Patent Citations
Cited PatentFiling datePublication dateApplicantTitle
US666960 *Dec 13, 1900Jan 29, 1901Frederick P FullerCable-supporting clip.
US825070 *Feb 27, 1905Jul 3, 1906Ralph S PeirceMethod and apparatus for hanging aerial cables.
US1477596 *Dec 5, 1919Dec 18, 1923American Telephone & TelegraphMeans for supporting aerial cables
US1802046 *Oct 11, 1928Apr 21, 1931Ohio Brass CoCatenary trolley system
US1873357 *Mar 2, 1931Aug 23, 1932Bell Telephone Labor IncGrade clamp
US2332112 *Oct 20, 1942Oct 19, 1943Bell Telephone Labor IncCable ring
US2586048 *Mar 30, 1946Feb 19, 1952Auld D L CoCable tightening and reeling apparatus
US2744707 *May 3, 1952May 8, 1956Thomas F PetersonHelically-preformed lashing for connecting cables to messenger strands
US5782440 *Feb 16, 1996Jul 21, 1998Ozga; Jane E.Telecommunication cabling suspension system for ceiling and plenum areas
Referenced by
Citing PatentFiling datePublication dateApplicantTitle
US6729587May 31, 2002May 4, 2004Bellsouth Intellectual Property CorporationCommunication cable support for drop ceiling
US6805220 *Sep 23, 2002Oct 19, 2004Skyhook Fall Protection Design Ltd.Safety system to prevent falls
US7063299 *Aug 23, 2002Jun 20, 2006Gripple LimitedSuspending equipment
US7279643 *May 22, 2006Oct 9, 2007Commscope Solutions Properties, LlcToneable conduit and method of preparing same
US7361835Nov 20, 2001Apr 22, 2008Commscope, Inc. Of North AmericaToneable conduit and method of preparing same
US7817444May 29, 2007Oct 19, 2010Adc GmbhDetachable cable manager
US7820090Apr 23, 2004Oct 26, 2010Commscope, Inc. Of North CarolinaToneable conduit and method of preparing same

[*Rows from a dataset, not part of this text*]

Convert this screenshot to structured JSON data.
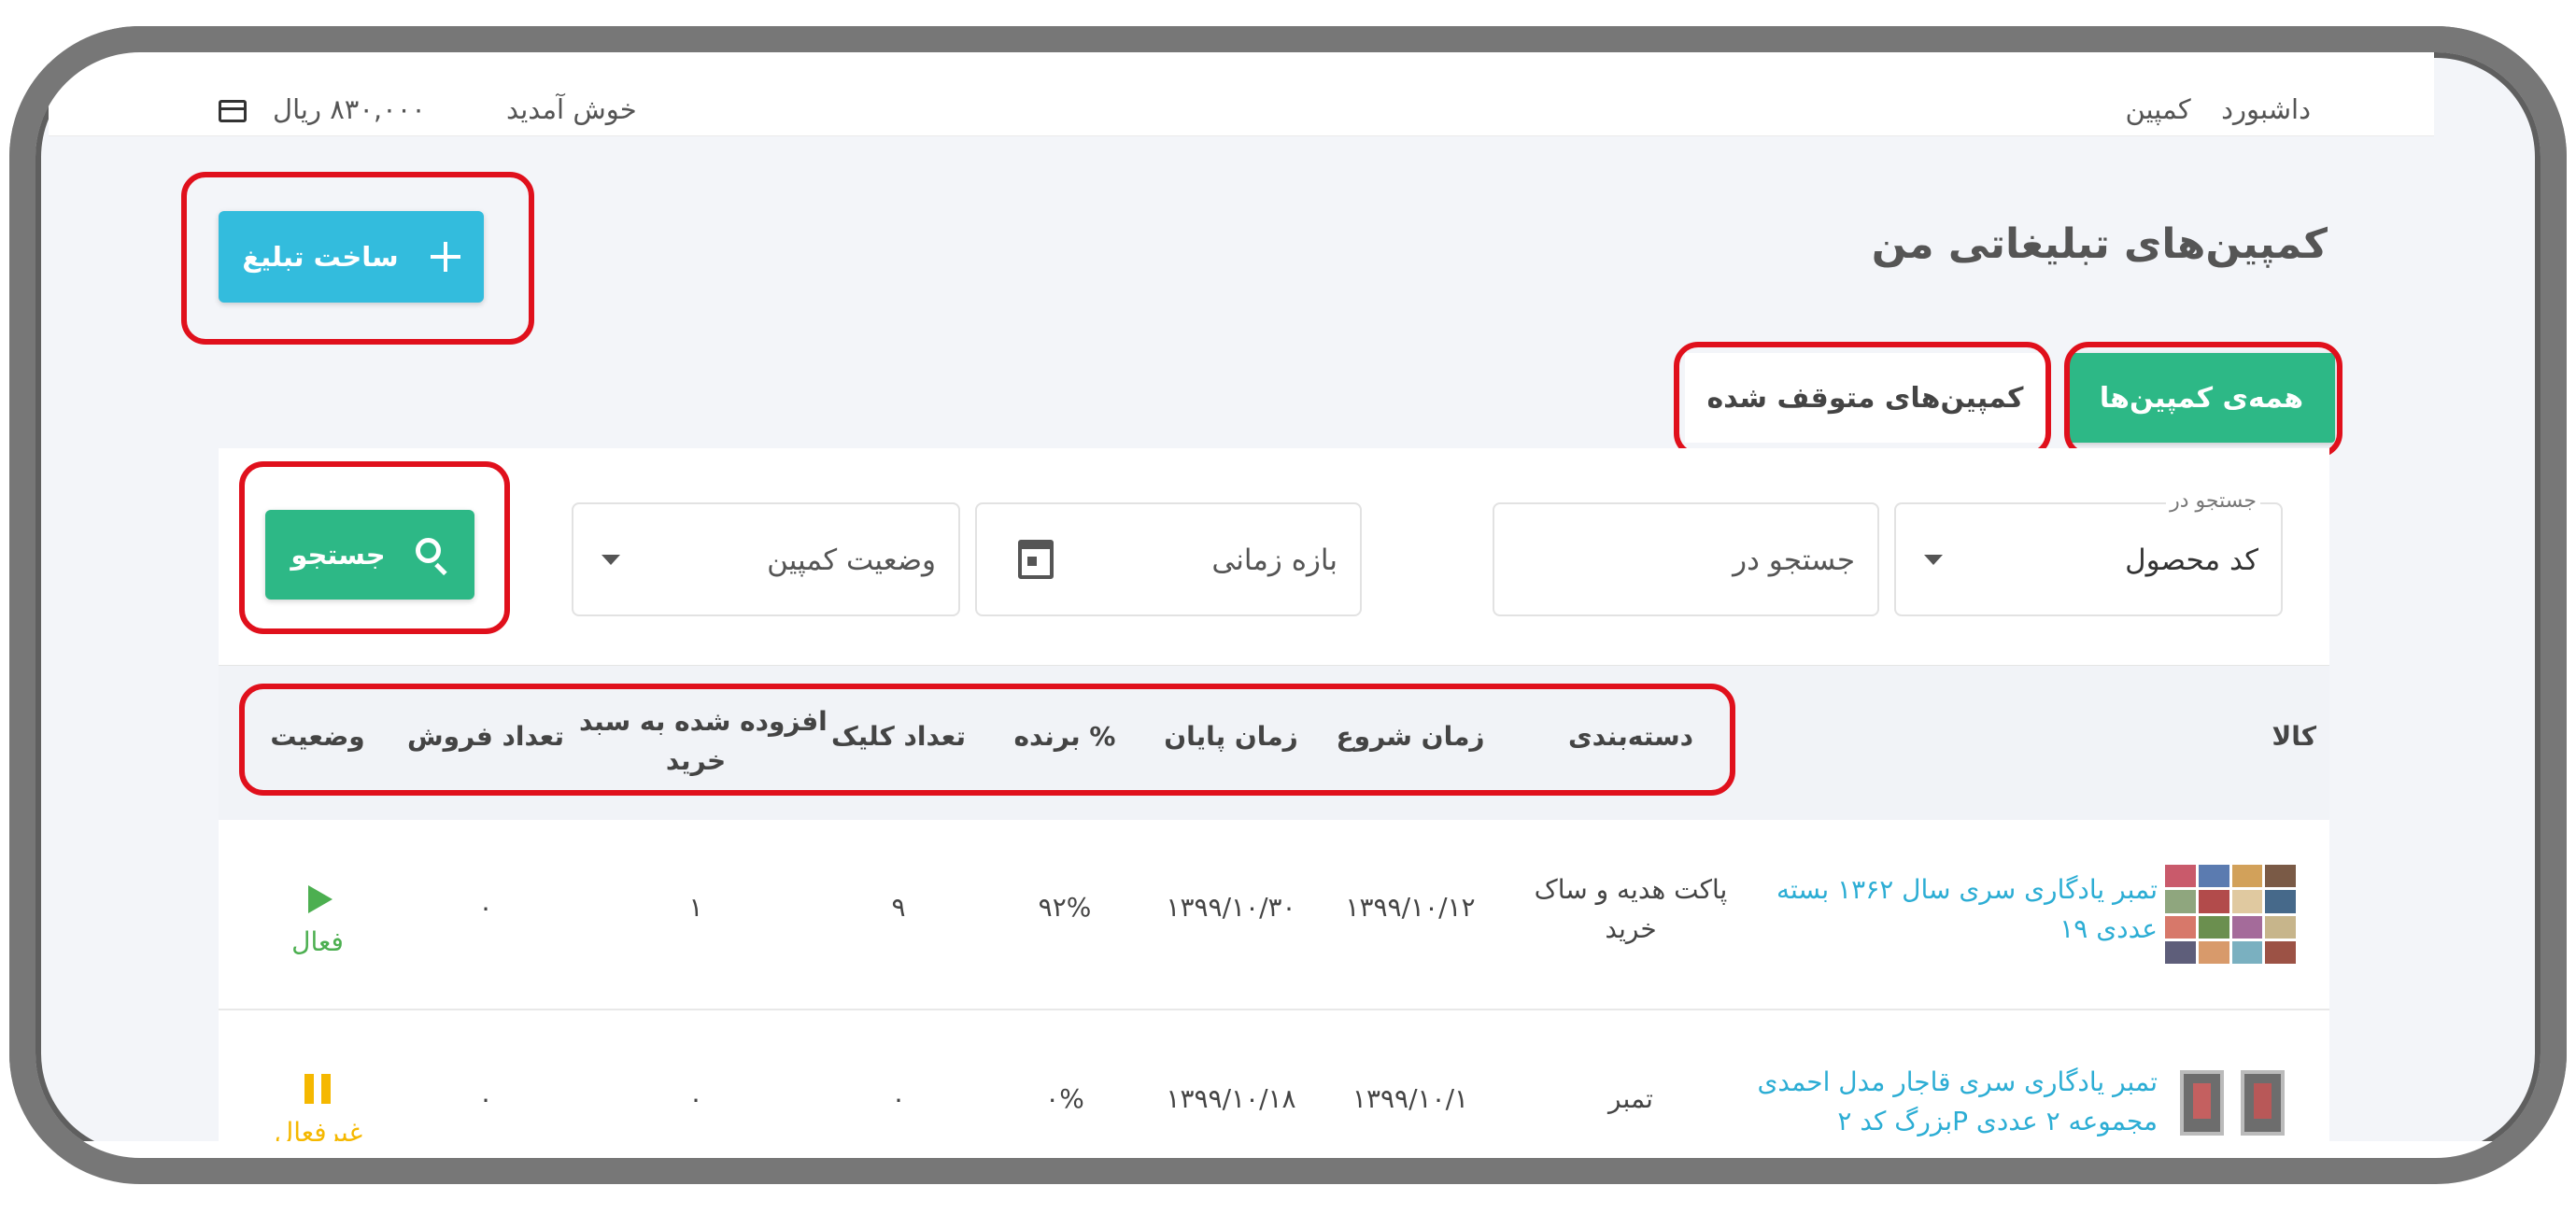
{
  "breadcrumb": {
    "dashboard": "داشبورد",
    "campaign": "کمپین"
  },
  "header": {
    "welcome": "خوش آمدید",
    "balance": "۸۳۰,۰۰۰ ریال",
    "wallet_icon": "wallet-icon"
  },
  "page": {
    "title": "کمپین‌های تبلیغاتی من",
    "create_button": "ساخت تبلیغ"
  },
  "tabs": [
    {
      "label": "همه‌ی کمپین‌ها",
      "active": true
    },
    {
      "label": "کمپین‌های متوقف شده",
      "active": false
    }
  ],
  "filters": {
    "search_in_label": "جستجو در",
    "search_in_value": "کد محصول",
    "search_input_placeholder": "جستجو در",
    "date_range_placeholder": "بازه زمانی",
    "status_placeholder": "وضعیت کمپین",
    "search_button": "جستجو"
  },
  "table": {
    "headers": {
      "product": "کالا",
      "category": "دسته‌بندی",
      "start": "زمان شروع",
      "end": "زمان پایان",
      "win": "برنده %",
      "clicks": "تعداد کلیک",
      "cart_line1": "افزوده شده به سبد",
      "cart_line2": "خرید",
      "sales": "تعداد فروش",
      "status": "وضعیت"
    },
    "rows": [
      {
        "product_line1": "تمبر یادگاری سری سال ۱۳۶۲ بسته",
        "product_line2": "۱۹ عددی",
        "category_line1": "پاکت هدیه و ساک",
        "category_line2": "خرید",
        "start": "۱۳۹۹/۱۰/۱۲",
        "end": "۱۳۹۹/۱۰/۳۰",
        "win": "۹۲%",
        "clicks": "۹",
        "cart": "۱",
        "sales": "۰",
        "status": "فعال"
      },
      {
        "product_line1": "تمبر یادگاری سری قاجار مدل احمدی",
        "product_line2": "بزرگ کد ۲P مجموعه ۲ عددی",
        "category_line1": "تمبر",
        "category_line2": "",
        "start": "۱۳۹۹/۱۰/۱",
        "end": "۱۳۹۹/۱۰/۱۸",
        "win": "۰%",
        "clicks": "۰",
        "cart": "۰",
        "sales": "۰",
        "status": "غیرفعال"
      }
    ]
  },
  "colors": {
    "green": "#2db886",
    "blue": "#33bcdd",
    "link": "#2cadd4",
    "active": "#4caf50",
    "inactive": "#f5b800",
    "highlight": "#e0101c"
  }
}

US7880087Jun 23, 2008Feb 1, 2011Commscope, Inc. Of North CarolinaToneable conduit with loose toning signal wire
US8331754Sep 23, 2009Dec 11, 2012Corning Cable Systems LlcStrain relief device and method for fiber optic cables
US8497425Sep 20, 2010Jul 30, 2013Commscope, Inc. Of North CarolinaToneable conduit with heat treated tone wire
US8505856 *May 14, 2010Aug 13, 2013Illinois Tool Works Inc.Anchor assembly with large range of motion suspension members, and restraint systems for suspended components
Classifications
U.S. Classification248/58, 248/61
International ClassificationE21F17/02, G02B6/50
Cooperative ClassificationH02G3/26, G02B6/50
European ClassificationH02G3/26, G02B6/50
Legal Events
DateCodeEventDescription
Jun 17, 2008FPExpired due to failure to pay maintenance fee
Effective date: 20080425
Apr 25, 2008LAPSLapse for failure to pay maintenance fees
Nov 5, 2007REMIMaintenance fee reminder mailed
Apr 23, 2004SULPSurcharge for late payment
Apr 23, 2004FPAYFee payment
Year of fee payment: 4
Nov 12, 2003REMIMaintenance fee reminder mailed
Oct 6, 2000ASAssignment
Owner name: NETWORK INTEGRATION DESIGN, COLORADO
Free format text: ASSIGNMENT OF ASSIGNORS INTEREST;ASSIGNORS:OZGA, JANE E.;WALKER, SUE E.;REEL/FRAME:011137/0658;SIGNING DATES FROM 20000926 TO 20000928
Owner name: NETWORK INTEGRATION DESIGN 3525 SOUTH TAMARAC DRIV